Barkley downplayed the event on Thursday when he spoke to reporters for the first time since Jones was named the starting quarterback in place of Eli Manning.
“I guess you could say it’s the future,” he said, “but I’m just more excited for him getting out there and playing in the NFL.”
And to finally have what many of his contemporaries in the NFL have, no doubt. Look around the league at the elite running backs and the one thing most have in common is a young, up-and-coming quarterback in the backfield with them. Usually it is one who was drafted by the team to be paired with him. Ezekiel Elliott has Dak Prescott in Dallas, selected in the same draft class. The Rams’ Todd Gurley has Jared Goff, drafted one year apart. Nick Chubb has Baker Mayfield in Cleveland, each drafted last year.
Now Barkley has Jones.
And, perhaps most important to his early development, Jones has Barkley.

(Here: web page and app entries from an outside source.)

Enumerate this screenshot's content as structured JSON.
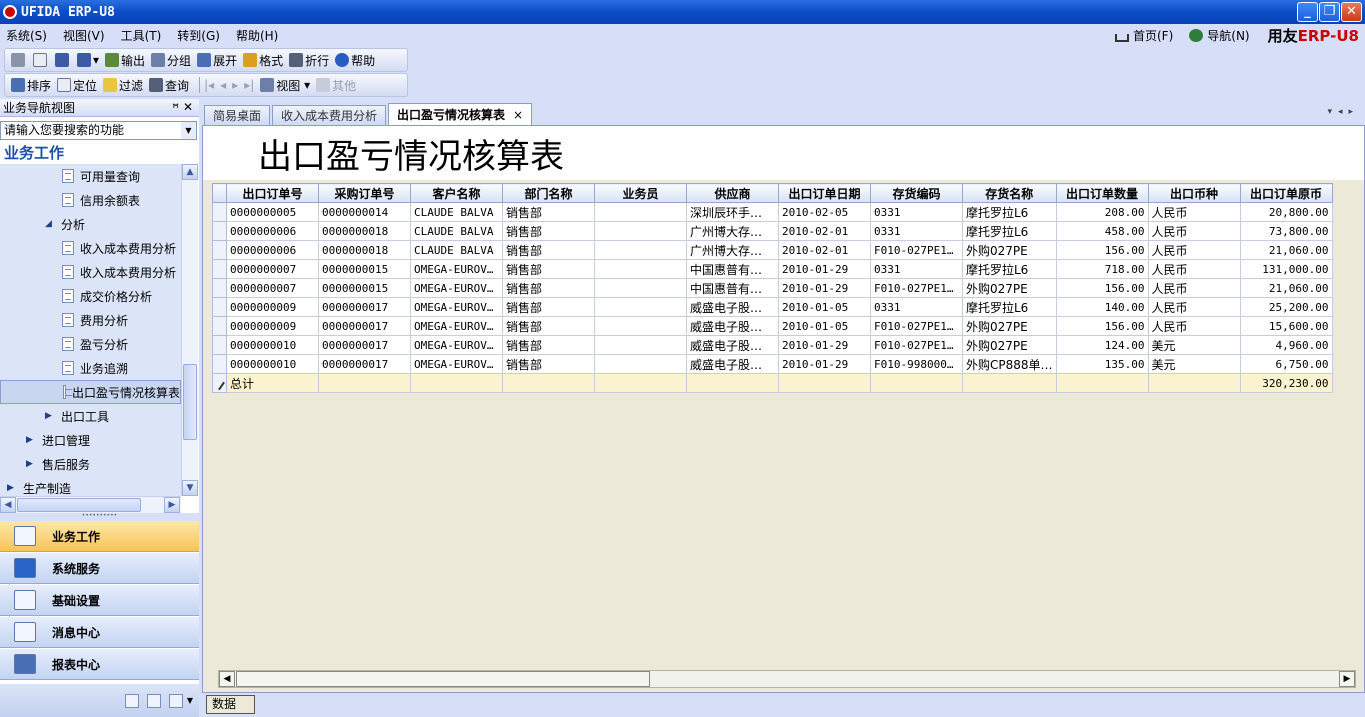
{
  "window": {
    "title": "UFIDA ERP-U8"
  },
  "menu": [
    "系统(S)",
    "视图(V)",
    "工具(T)",
    "转到(G)",
    "帮助(H)"
  ],
  "menu_right": {
    "home": "首页(F)",
    "nav": "导航(N)",
    "brand_a": "用友",
    "brand_b": "ERP-U8"
  },
  "toolbar1": [
    "输出",
    "分组",
    "展开",
    "格式",
    "折行",
    "帮助"
  ],
  "toolbar2": [
    "排序",
    "定位",
    "过滤",
    "查询",
    "视图",
    "其他"
  ],
  "left": {
    "header": "业务导航视图",
    "search_placeholder": "请输入您要搜索的功能",
    "section": "业务工作",
    "tree": [
      {
        "label": "可用量查询",
        "type": "doc",
        "indent": 3
      },
      {
        "label": "信用余额表",
        "type": "doc",
        "indent": 3
      },
      {
        "label": "分析",
        "type": "open",
        "indent": 2
      },
      {
        "label": "收入成本费用分析",
        "type": "doc",
        "indent": 3
      },
      {
        "label": "收入成本费用分析",
        "type": "doc",
        "indent": 3
      },
      {
        "label": "成交价格分析",
        "type": "doc",
        "indent": 3
      },
      {
        "label": "费用分析",
        "type": "doc",
        "indent": 3
      },
      {
        "label": "盈亏分析",
        "type": "doc",
        "indent": 3
      },
      {
        "label": "业务追溯",
        "type": "doc",
        "indent": 3
      },
      {
        "label": "出口盈亏情况核算表",
        "type": "doc",
        "indent": 3,
        "selected": true
      },
      {
        "label": "出口工具",
        "type": "closed",
        "indent": 2
      },
      {
        "label": "进口管理",
        "type": "closed",
        "indent": 1
      },
      {
        "label": "售后服务",
        "type": "closed",
        "indent": 1
      },
      {
        "label": "生产制造",
        "type": "closed",
        "indent": 0
      }
    ],
    "nav_buttons": [
      "业务工作",
      "系统服务",
      "基础设置",
      "消息中心",
      "报表中心"
    ]
  },
  "tabs": [
    {
      "label": "简易桌面"
    },
    {
      "label": "收入成本费用分析"
    },
    {
      "label": "出口盈亏情况核算表",
      "active": true,
      "close": "×"
    }
  ],
  "report": {
    "title": "出口盈亏情况核算表",
    "columns": [
      "出口订单号",
      "采购订单号",
      "客户名称",
      "部门名称",
      "业务员",
      "供应商",
      "出口订单日期",
      "存货编码",
      "存货名称",
      "出口订单数量",
      "出口币种",
      "出口订单原币"
    ],
    "rows": [
      [
        "0000000005",
        "0000000014",
        "CLAUDE BALVA",
        "销售部",
        "",
        "深圳辰环手…",
        "2010-02-05",
        "0331",
        "摩托罗拉L6",
        "208.00",
        "人民币",
        "20,800.00"
      ],
      [
        "0000000006",
        "0000000018",
        "CLAUDE BALVA",
        "销售部",
        "",
        "广州博大存…",
        "2010-02-01",
        "0331",
        "摩托罗拉L6",
        "458.00",
        "人民币",
        "73,800.00"
      ],
      [
        "0000000006",
        "0000000018",
        "CLAUDE BALVA",
        "销售部",
        "",
        "广州博大存…",
        "2010-02-01",
        "F010-027PE1…",
        "外购027PE",
        "156.00",
        "人民币",
        "21,060.00"
      ],
      [
        "0000000007",
        "0000000015",
        "OMEGA-EUROV…",
        "销售部",
        "",
        "中国惠普有…",
        "2010-01-29",
        "0331",
        "摩托罗拉L6",
        "718.00",
        "人民币",
        "131,000.00"
      ],
      [
        "0000000007",
        "0000000015",
        "OMEGA-EUROV…",
        "销售部",
        "",
        "中国惠普有…",
        "2010-01-29",
        "F010-027PE1…",
        "外购027PE",
        "156.00",
        "人民币",
        "21,060.00"
      ],
      [
        "0000000009",
        "0000000017",
        "OMEGA-EUROV…",
        "销售部",
        "",
        "威盛电子股…",
        "2010-01-05",
        "0331",
        "摩托罗拉L6",
        "140.00",
        "人民币",
        "25,200.00"
      ],
      [
        "0000000009",
        "0000000017",
        "OMEGA-EUROV…",
        "销售部",
        "",
        "威盛电子股…",
        "2010-01-05",
        "F010-027PE1…",
        "外购027PE",
        "156.00",
        "人民币",
        "15,600.00"
      ],
      [
        "0000000010",
        "0000000017",
        "OMEGA-EUROV…",
        "销售部",
        "",
        "威盛电子股…",
        "2010-01-29",
        "F010-027PE1…",
        "外购027PE",
        "124.00",
        "美元",
        "4,960.00"
      ],
      [
        "0000000010",
        "0000000017",
        "OMEGA-EUROV…",
        "销售部",
        "",
        "威盛电子股…",
        "2010-01-29",
        "F010-998000…",
        "外购CP888单…",
        "135.00",
        "美元",
        "6,750.00"
      ]
    ],
    "total_label": "总计",
    "total_value": "320,230.00"
  },
  "bottom_tab": "数据"
}
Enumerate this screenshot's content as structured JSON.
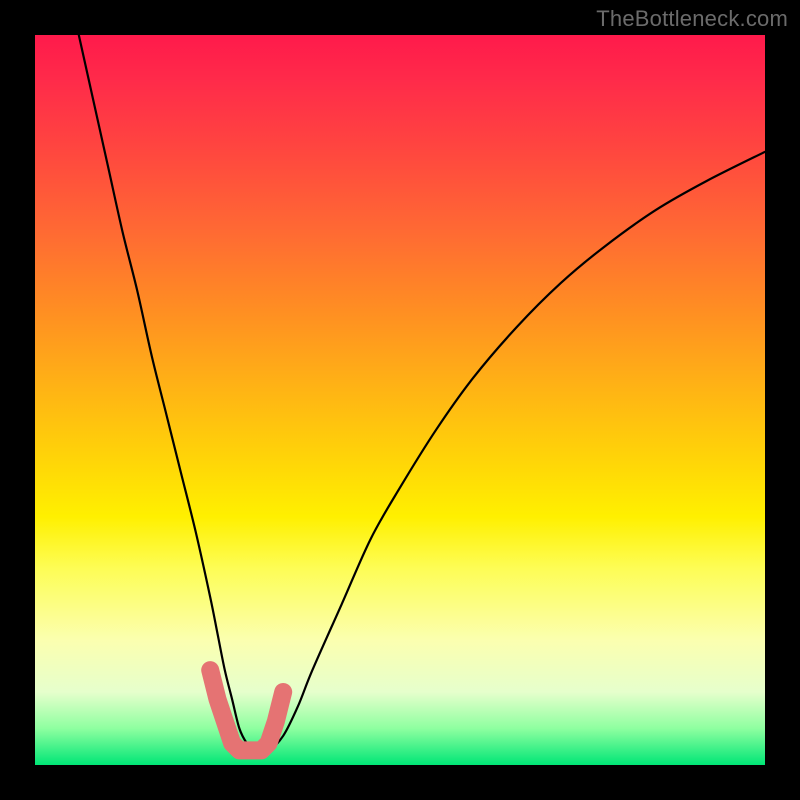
{
  "watermark": "TheBottleneck.com",
  "chart_data": {
    "type": "line",
    "title": "",
    "xlabel": "",
    "ylabel": "",
    "xlim": [
      0,
      100
    ],
    "ylim": [
      0,
      100
    ],
    "grid": false,
    "legend": false,
    "series": [
      {
        "name": "bottleneck-curve",
        "color": "#000000",
        "x": [
          6,
          8,
          10,
          12,
          14,
          16,
          18,
          20,
          22,
          24,
          25,
          26,
          27,
          28,
          29,
          30,
          32,
          34,
          36,
          38,
          42,
          46,
          50,
          55,
          60,
          66,
          72,
          78,
          85,
          92,
          100
        ],
        "y": [
          100,
          91,
          82,
          73,
          65,
          56,
          48,
          40,
          32,
          23,
          18,
          13,
          9,
          5,
          3,
          2,
          2,
          4,
          8,
          13,
          22,
          31,
          38,
          46,
          53,
          60,
          66,
          71,
          76,
          80,
          84
        ]
      },
      {
        "name": "optimal-band",
        "color": "#e57373",
        "x": [
          24,
          25,
          26,
          27,
          28,
          29,
          30,
          31,
          32,
          33,
          34
        ],
        "y": [
          13,
          9,
          6,
          3,
          2,
          2,
          2,
          2,
          3,
          6,
          10
        ]
      }
    ],
    "annotations": []
  },
  "colors": {
    "curve": "#000000",
    "optimal_marker": "#e57373",
    "frame": "#000000"
  }
}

The running back has been and will remain the centerpiece of the offense.
“I think we’ll keep the main thing the main thing,” said Barkley (who is, by the way, the main thing).
Jones, though, should change the dynamic of the offense if not the philosophy and the scheme. His ability to run out of the pocket and either throw or dash for positive yardage will help open things up in all areas of the offense, including for Barkley. The threat of Jones keeping the ball on a run-pass option play should make defenses less willing to commit to the running back.
“I’ll just try to be as much help to him with as much as I’ve learned in my first year and what I’ve learned from being back there with Eli,” Barkley said. “He’s been doing a great job at practice. Commanding the huddle and doing a great job of seeing the field. I’m just excited for him to go out there and get a chance to play in the NFL for once.”
The Giants have had back-to-back top 10 picks only a couple of times. Sometimes they work, like when they picked Phil Simms (seventh overall) and Lawrence Taylor (second) during a string of three straight high selections from 1979 to 1981. Or when they took Terry Kinard (10th) and Carl Banks (third) in 1983 and 1984. Those were the building blocks of championship teams. Sometimes they don’t work out, such as when they took Ereck Flowers (ninth) and Eli Apple (10th) in 2015 and 2016.
This is the first time since the 1970 merger, though, that the Giants have had back-to-back top-six picks in the draft. Both play on the same side of the ball, too. And both will play on Sunday.
“We understand there’s no need to panic, but we understand that we’re 0-2 and we have to get things going and get things rolling,” Barkley said. “Why not start it this week?”
Why not, indeed.